I think we need to carry out a much needed "house-cleaning exercise" aimed at purging the likes of OBJ, Atiku, Buhari & others and Nigerian society at large of corruption and graft as well as restoring a sense of moral responsibility and accountability in public life. What we need is another Jerry Rawlings of Ghana. Enough!!
Onyewuchi, KC, USA
This is not the first time that a flawed election has taken place in Africa and nothing was done... I bet you the AU and most of the leaders of Africa will endorse the election as fair and credible. Unfortunately the expectation by the rest of the world is "if they are not killing each other" it is acceptable. Unfortunately nothing is going to change until the people of Africa are ready to stand up and say Nooooooooooooooooooooooooooo.
Wondesen Abate, Toronto, Canada
We should, of course, never have reached the point where we are asking ourselves the question : Is Nigeria About to be Going Orange? Many, many people of proven integrity... have been saying for years that the Obasanjo Government is every ounce as mendacious as any other previous Nigerian government, whether military or otherwise. But, we allowed the cheerleaders - Bush, Tony Blair... - to pull wool over our eyes. Now the behemoth emperors of the world... will be looking up to us to tell them how to unscramble the egg. You just can't unscramble an egg, however good will you put in it. Either you want fried eggs from the start or you eat your scrambled egg as it is.
Mohamed Malleck, Swift Current, Canada
In spite of the fact that this disgraceful sham has robbed us of our voice, people are still rallying around cliches like "elections are never perfect" and "all politicians are the same". If we select bad politicians, then let us live with the consequences. It is highly unpalatable to have failed leaders foisted upon us and then be expected to live with the consequences. Another 8 years of the same depressing stories awaits us and when this crew rig the next elections, we'll just dust our records and put them back on the gramophone. I despair for Nigeria.

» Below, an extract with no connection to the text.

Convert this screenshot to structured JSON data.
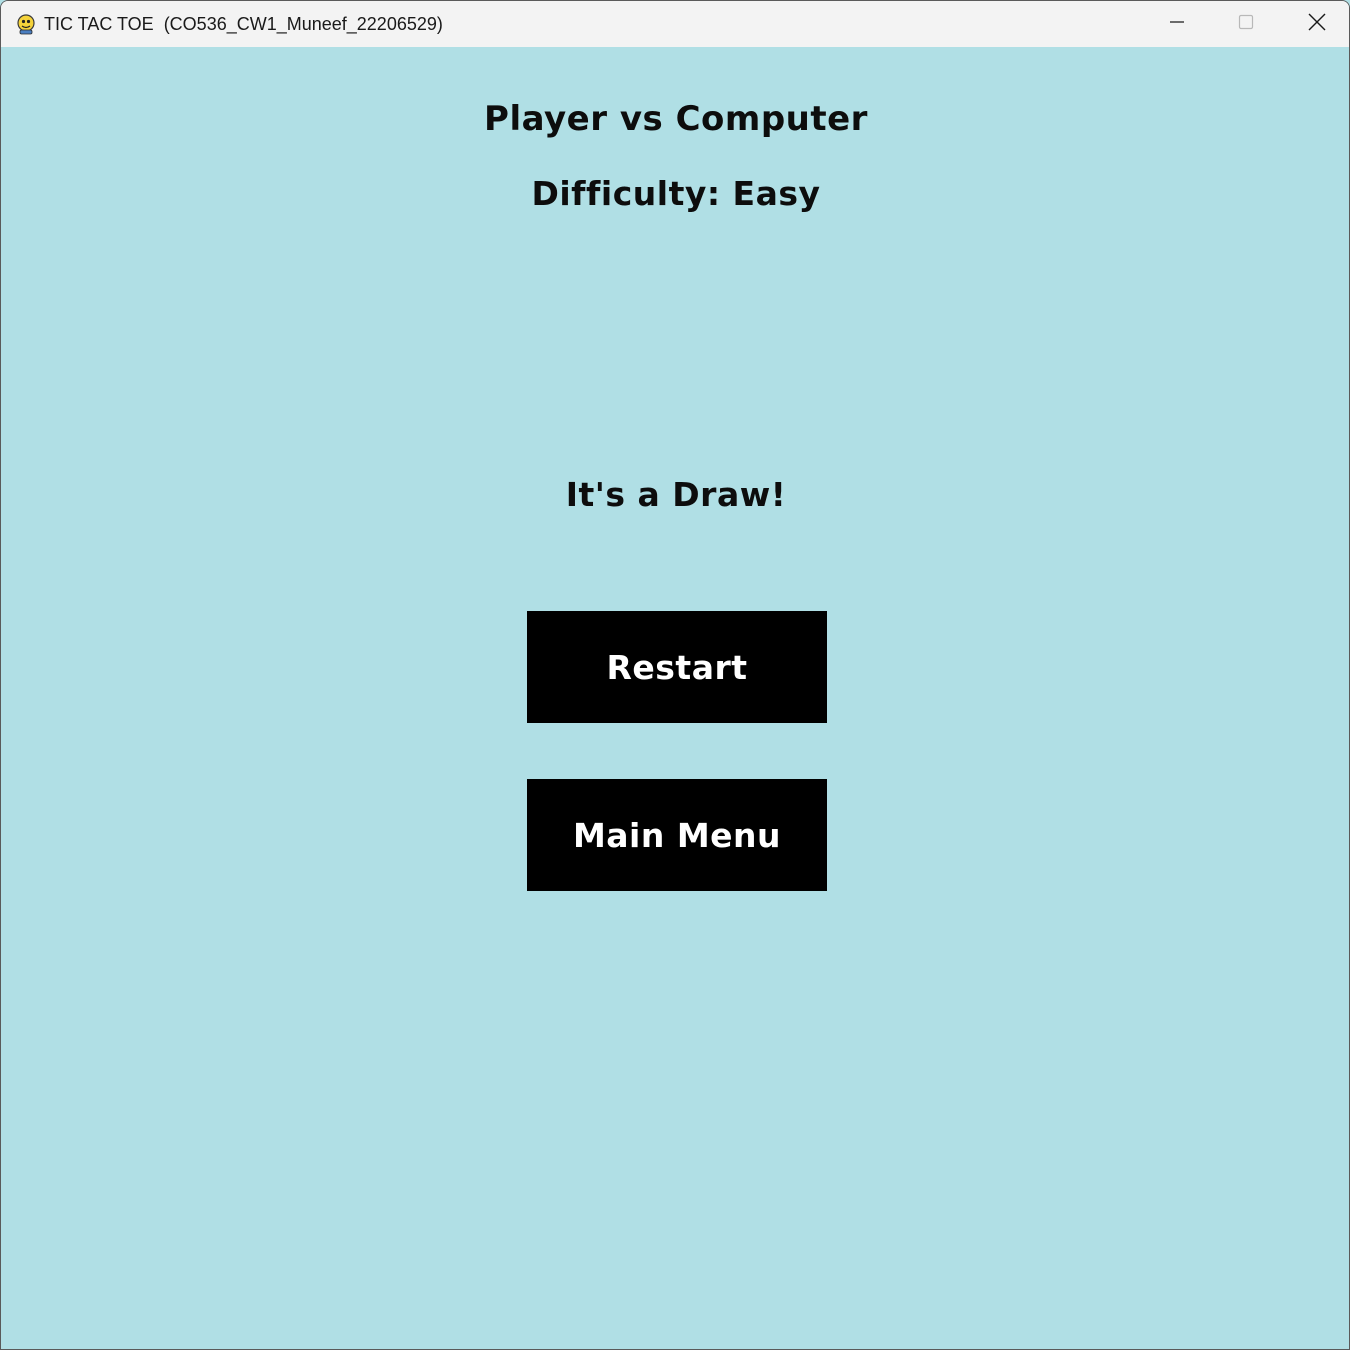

Chinedu, Aberdeen, UK
Fagbenle already explained the whole issue. A lot of Nigerians don't know the history of democracy and Rigging is a word that came from the Europeans itself. They all have gone through what we are going through now. Let's hope we shall overcome all this odds that is against us with a new generation that is coming behind us.
victor towobola, Providence, RI. USA
The 'people' are the ones used by the politicians to disrupt and cause violence. They sell their voices for food, money and drugs. I do not see the professional middle class going along with the people now or in the future, unless we have new breeds of credible politicians with properly defined mandates focusing on macro-economic issues as well.
I couldn't vote, cos I registered in Imo State, but had to be in Abuja during the election.
I agree with Mr Fagbenle's statements. To me, all the candidates are same. Their supporters equally took part in rigging in different parts of the Country. The Only difference is, PDP out-rigged others and was therefore appointed winner by INEC. No body should blame INEC for this. Blame the electoral Act.
Okwaraka Chinedu, Otako District, Abuja
It is the various Election Monitors and Commentators that have amazed me. They seemed to have just woken up to the mess that is Obasanjo's Nigeria. For almost eight years he and his 'clan' including Atiku Abubakar emasculated democracy and the world watched. Now the same laughable world expected a credible election from Obasanjo's Nigeria.
Cletus Nwabuzo, Rome, Italy
It will be better if all the people who ran in Nigeria's April 2007 election (both winners and losers of presidential and State) be disqualified. The election cancelled and new set of people come out to re-run for a proper election. I also suggest that Nigeria should hire foreign honest NGO body to run the election. Let the electoral body be non-Nigerians so they will not likely be in favour of any body or any party.
Lover of Nigeria's Destitutes, Maastrict, Netherlands